Citing PatentFiling datePublication dateApplicantTitle
US7516701 *Mar 29, 2005Apr 14, 2009Nippon Kayaku Kabushiki KaishaGas generator
US7690290 *Jun 19, 2007Apr 6, 2010Hilti AktiengesellschaftCartridge magazine
US8479631Dec 29, 2007Jul 9, 2013Hilti AktiengesellschaftPropellant holder for an explosion-driven setting tool and an explosion-driven setting tool
US20120055949 *Feb 11, 2009Mar 8, 2012Saab AbDecoy material package, a dispenser and a method for dispensing decoy material
Classifications
U.S. Classification89/35.01, 102/281, 102/531
International ClassificationF42B39/08, B25C1/16
Cooperative ClassificationB25C1/163
European ClassificationB25C1/16B
Legal Events
DateCodeEventDescription
Mar 11, 2013FPAYFee payment
Year of fee payment: 8
Jun 10, 2009FPAYFee payment
Year of fee payment: 4
Nov 4, 2002ASAssignment
Owner name: HILTI AKTIENGESELLSCHAFT, SWITZERLAND

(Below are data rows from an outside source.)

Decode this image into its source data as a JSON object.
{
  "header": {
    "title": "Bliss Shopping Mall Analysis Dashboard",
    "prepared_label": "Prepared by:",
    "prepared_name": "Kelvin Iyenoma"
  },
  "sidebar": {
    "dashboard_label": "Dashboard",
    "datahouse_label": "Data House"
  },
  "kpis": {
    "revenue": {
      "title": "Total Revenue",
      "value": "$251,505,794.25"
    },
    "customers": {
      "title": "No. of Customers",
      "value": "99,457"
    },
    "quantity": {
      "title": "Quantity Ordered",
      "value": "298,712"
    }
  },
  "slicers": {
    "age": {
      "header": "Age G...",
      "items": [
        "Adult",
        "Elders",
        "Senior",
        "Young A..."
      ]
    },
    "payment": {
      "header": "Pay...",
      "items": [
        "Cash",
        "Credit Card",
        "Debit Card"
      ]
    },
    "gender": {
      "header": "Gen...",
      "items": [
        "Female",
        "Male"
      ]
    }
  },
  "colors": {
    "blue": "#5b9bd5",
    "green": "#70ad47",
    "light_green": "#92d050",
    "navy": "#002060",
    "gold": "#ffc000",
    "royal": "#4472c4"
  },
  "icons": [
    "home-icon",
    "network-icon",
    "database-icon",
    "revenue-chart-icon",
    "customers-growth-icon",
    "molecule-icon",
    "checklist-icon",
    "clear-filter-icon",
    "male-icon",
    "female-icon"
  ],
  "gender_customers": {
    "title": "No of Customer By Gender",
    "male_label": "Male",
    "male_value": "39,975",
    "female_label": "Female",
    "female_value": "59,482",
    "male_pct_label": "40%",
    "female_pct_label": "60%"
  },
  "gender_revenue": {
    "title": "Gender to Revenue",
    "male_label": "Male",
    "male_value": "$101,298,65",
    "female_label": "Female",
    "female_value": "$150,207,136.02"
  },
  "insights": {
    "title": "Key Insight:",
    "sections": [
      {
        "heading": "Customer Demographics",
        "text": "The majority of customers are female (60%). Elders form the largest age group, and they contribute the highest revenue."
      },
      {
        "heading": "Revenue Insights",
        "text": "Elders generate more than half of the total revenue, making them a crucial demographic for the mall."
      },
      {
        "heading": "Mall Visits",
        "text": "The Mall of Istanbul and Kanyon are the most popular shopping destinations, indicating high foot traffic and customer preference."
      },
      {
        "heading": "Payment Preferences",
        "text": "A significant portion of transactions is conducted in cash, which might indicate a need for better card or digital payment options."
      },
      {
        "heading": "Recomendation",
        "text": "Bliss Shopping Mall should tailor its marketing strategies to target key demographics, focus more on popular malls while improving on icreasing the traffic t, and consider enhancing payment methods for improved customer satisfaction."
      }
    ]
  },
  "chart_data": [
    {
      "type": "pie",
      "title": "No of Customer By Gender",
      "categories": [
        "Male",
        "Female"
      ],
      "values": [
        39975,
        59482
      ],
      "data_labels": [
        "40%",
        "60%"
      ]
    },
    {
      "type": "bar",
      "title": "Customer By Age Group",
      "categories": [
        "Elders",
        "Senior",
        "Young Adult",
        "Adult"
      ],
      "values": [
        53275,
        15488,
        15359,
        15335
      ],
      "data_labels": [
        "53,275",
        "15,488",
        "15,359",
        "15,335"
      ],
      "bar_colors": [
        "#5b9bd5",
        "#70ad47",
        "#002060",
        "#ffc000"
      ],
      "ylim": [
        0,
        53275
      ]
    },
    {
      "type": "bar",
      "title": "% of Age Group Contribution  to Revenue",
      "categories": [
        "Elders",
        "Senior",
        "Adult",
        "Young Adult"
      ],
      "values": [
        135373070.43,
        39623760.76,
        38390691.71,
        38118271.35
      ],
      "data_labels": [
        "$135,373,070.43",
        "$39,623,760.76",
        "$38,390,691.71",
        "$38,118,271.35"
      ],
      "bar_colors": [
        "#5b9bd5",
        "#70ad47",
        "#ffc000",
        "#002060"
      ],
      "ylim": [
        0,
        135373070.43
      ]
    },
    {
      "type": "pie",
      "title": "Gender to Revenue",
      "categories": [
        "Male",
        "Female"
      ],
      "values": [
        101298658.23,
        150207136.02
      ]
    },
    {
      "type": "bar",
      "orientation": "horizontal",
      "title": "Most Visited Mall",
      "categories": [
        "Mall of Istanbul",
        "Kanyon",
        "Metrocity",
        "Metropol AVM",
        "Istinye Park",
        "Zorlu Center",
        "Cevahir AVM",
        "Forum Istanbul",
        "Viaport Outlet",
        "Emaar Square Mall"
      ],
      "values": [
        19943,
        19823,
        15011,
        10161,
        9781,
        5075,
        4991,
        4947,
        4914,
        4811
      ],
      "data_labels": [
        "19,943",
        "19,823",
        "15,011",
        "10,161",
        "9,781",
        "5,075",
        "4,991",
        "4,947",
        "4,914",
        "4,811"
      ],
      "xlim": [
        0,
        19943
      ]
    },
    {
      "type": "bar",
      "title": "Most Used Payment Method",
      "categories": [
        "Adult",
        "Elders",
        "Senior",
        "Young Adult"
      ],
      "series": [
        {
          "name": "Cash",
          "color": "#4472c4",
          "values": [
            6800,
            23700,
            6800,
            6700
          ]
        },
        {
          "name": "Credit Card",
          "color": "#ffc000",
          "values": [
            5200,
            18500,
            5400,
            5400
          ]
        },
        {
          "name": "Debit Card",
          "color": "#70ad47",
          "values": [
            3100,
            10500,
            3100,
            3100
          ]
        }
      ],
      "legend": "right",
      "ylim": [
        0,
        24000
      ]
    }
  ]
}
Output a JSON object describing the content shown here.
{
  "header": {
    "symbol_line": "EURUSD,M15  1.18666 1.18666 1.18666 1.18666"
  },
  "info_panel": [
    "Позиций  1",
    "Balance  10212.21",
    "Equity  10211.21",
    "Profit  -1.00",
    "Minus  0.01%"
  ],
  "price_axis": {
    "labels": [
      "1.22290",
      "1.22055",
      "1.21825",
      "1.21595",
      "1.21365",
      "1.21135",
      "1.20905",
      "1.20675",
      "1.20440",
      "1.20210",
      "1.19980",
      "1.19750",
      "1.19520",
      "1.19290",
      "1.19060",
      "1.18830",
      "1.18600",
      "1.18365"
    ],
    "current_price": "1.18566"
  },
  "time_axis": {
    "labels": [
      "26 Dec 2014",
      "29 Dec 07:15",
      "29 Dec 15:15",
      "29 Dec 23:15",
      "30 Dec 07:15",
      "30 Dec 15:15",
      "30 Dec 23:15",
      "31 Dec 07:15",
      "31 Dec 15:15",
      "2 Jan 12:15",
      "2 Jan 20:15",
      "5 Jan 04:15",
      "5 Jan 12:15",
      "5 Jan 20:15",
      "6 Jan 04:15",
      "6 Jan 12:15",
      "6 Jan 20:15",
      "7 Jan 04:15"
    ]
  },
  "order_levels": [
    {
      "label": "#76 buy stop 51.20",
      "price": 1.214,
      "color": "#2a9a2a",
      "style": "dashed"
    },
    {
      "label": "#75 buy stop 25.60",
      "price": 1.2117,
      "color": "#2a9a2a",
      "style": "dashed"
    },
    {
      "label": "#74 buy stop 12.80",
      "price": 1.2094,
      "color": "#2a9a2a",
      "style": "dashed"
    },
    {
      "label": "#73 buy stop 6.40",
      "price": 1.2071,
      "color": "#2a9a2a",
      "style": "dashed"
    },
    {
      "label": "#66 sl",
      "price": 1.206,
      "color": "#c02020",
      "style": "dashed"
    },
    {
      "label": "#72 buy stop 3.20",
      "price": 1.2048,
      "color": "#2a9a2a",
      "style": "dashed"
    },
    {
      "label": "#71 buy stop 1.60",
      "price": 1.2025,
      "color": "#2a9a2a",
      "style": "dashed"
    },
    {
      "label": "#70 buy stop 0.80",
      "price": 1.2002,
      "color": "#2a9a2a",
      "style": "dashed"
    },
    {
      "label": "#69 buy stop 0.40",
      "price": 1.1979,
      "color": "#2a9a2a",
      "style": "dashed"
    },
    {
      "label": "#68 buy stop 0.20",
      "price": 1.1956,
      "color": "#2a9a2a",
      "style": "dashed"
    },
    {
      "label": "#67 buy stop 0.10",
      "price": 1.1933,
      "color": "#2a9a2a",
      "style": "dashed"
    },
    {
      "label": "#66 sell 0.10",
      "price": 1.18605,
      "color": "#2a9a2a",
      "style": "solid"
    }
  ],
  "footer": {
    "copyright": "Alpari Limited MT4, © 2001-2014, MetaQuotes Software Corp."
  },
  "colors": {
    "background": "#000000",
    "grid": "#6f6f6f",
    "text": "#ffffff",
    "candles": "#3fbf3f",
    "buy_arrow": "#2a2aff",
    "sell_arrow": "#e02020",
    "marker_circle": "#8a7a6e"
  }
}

Free format text: ASSIGNMENT OF ASSIGNORS INTEREST;ASSIGNORS:DITTRICH, TILO;EHMIG, GERHARD;GRAZIOLI, MARIO;AND OTHERS;REEL/FRAME:013478/0397;SIGNING DATES FROM 20020822 TO 20021022